The difficulty lies in building the jigs to induce the taper.
Couple of tips:
1. Make sure your router table and extended platforms or rollers can accomodate the full length 50'+ pieces, or: depending on your router and skill set sometimes it is easier to build a table and jig that allows you to cut your joints with a taper with the 50' piece remaing stationary on an extended table and the router moves along a jig. This "table" can then be used later on as a clamping surface.
2. If you are making a birdsmouth column make up the 50' or so pieces with scarfs first so that they can be routed in one go for a tighter more precise joint
3. Plan your scarf joint locations in advance to ensure that no two verticle pieces have scarf joints are closer than 6 feet from each other
4. Clamping pressure is very important - too much or two little is not good. I see they used packing tape? Ummm, maybe that works well but i wouldnt do it myself.
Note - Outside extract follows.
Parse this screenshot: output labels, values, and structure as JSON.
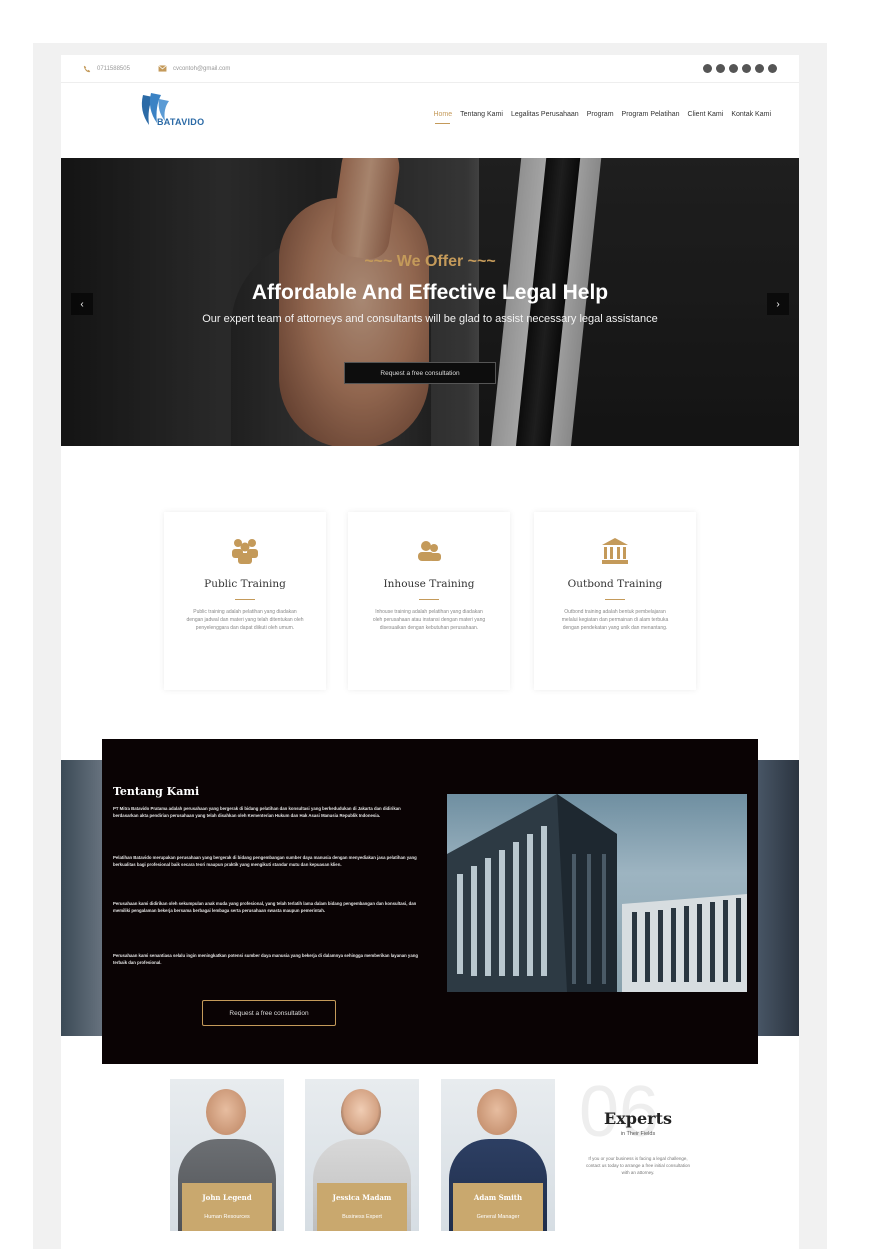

6. They said it on the ducksworth webpage but I wanted to emphasize it again - DO NOT USE EPOXY
is known to catastrophically fail on wood joints that undergo rapid work cycles (flexing) and a mast is exactly that. The epoxy can be good for years and then with no warning suddenly let go.
7. If you are building a boom as well build it first using the same technique. It is a great way to test out technique as If it goes pear shape it is less time and money lost
and you can go again before you commit to the stick itself
You are looking to build a 50' mast, I believe the link you supplied was a 27' (9meter) mast. It is WAY more difficult to do a larger mast, but very doable. It will cost you more than you think however and usually any cost savings from building your own mast arent acheived unless you build a couple...